• _EXERCISE GOAL_:
All entries below are to be retyped in full, precisely as they appear.

• _INPUT FOR THIS TASK_:
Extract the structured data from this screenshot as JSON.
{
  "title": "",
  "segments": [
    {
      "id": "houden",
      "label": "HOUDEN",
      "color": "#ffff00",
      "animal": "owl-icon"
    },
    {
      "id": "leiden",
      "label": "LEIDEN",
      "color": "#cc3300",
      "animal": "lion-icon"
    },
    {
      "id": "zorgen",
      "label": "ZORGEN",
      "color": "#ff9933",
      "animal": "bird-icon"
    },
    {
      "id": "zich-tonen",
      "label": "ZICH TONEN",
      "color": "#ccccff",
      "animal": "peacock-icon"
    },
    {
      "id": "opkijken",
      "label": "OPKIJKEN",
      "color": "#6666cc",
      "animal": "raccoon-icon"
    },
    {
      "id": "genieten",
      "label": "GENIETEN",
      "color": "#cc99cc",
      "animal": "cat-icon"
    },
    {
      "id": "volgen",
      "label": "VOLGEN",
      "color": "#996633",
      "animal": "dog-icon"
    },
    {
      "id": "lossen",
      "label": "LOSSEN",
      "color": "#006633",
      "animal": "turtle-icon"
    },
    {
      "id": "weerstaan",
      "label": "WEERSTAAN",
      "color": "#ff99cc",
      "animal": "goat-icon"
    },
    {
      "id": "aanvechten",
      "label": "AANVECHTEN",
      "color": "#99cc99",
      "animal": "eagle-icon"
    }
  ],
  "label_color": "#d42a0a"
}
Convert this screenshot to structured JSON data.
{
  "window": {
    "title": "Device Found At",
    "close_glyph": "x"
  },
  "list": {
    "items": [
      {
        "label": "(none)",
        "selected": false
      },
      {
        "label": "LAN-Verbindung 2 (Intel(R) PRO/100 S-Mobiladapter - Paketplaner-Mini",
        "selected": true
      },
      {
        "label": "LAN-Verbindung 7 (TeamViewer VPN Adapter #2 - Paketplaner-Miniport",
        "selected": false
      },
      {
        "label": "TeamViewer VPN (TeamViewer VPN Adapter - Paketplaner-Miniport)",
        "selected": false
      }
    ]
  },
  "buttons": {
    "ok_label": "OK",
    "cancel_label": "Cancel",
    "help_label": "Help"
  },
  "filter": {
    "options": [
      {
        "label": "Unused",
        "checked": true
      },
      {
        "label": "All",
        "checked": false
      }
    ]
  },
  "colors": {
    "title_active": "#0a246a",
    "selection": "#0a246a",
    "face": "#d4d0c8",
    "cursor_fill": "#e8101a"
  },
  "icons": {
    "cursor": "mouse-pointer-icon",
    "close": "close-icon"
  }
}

• _WORKED SOLUTION_:
Extract the structured data from this screenshot as JSON.
{
  "title": "",
  "segments": [
    {
      "id": "houden",
      "label": "HOUDEN",
      "color": "#ffff00",
      "animal": "owl-icon"
    },
    {
      "id": "leiden",
      "label": "LEIDEN",
      "color": "#cc3300",
      "animal": "lion-icon"
    },
    {
      "id": "zorgen",
      "label": "ZORGEN",
      "color": "#ff9933",
      "animal": "bird-icon"
    },
    {
      "id": "zich-tonen",
      "label": "ZICH TONEN",
      "color": "#ccccff",
      "animal": "peacock-icon"
    },
    {
      "id": "opkijken",
      "label": "OPKIJKEN",
      "color": "#6666cc",
      "animal": "raccoon-icon"
    },
    {
      "id": "genieten",
      "label": "GENIETEN",
      "color": "#cc99cc",
      "animal": "cat-icon"
    },
    {
      "id": "volgen",
      "label": "VOLGEN",
      "color": "#996633",
      "animal": "dog-icon"
    },
    {
      "id": "lossen",
      "label": "LOSSEN",
      "color": "#006633",
      "animal": "turtle-icon"
    },
    {
      "id": "weerstaan",
      "label": "WEERSTAAN",
      "color": "#ff99cc",
      "animal": "goat-icon"
    },
    {
      "id": "aanvechten",
      "label": "AANVECHTEN",
      "color": "#99cc99",
      "animal": "eagle-icon"
    }
  ],
  "label_color": "#d42a0a"
}
Convert this screenshot to structured JSON data.
{
  "window": {
    "title": "Device Found At",
    "close_glyph": "x"
  },
  "list": {
    "items": [
      {
        "label": "(none)",
        "selected": false
      },
      {
        "label": "LAN-Verbindung 2 (Intel(R) PRO/100 S-Mobiladapter - Paketplaner-Mini",
        "selected": true
      },
      {
        "label": "LAN-Verbindung 7 (TeamViewer VPN Adapter #2 - Paketplaner-Miniport",
        "selected": false
      },
      {
        "label": "TeamViewer VPN (TeamViewer VPN Adapter - Paketplaner-Miniport)",
        "selected": false
      }
    ]
  },
  "buttons": {
    "ok_label": "OK",
    "cancel_label": "Cancel",
    "help_label": "Help"
  },
  "filter": {
    "options": [
      {
        "label": "Unused",
        "checked": true
      },
      {
        "label": "All",
        "checked": false
      }
    ]
  },
  "colors": {
    "title_active": "#0a246a",
    "selection": "#0a246a",
    "face": "#d4d0c8",
    "cursor_fill": "#e8101a"
  },
  "icons": {
    "cursor": "mouse-pointer-icon",
    "close": "close-icon"
  }
}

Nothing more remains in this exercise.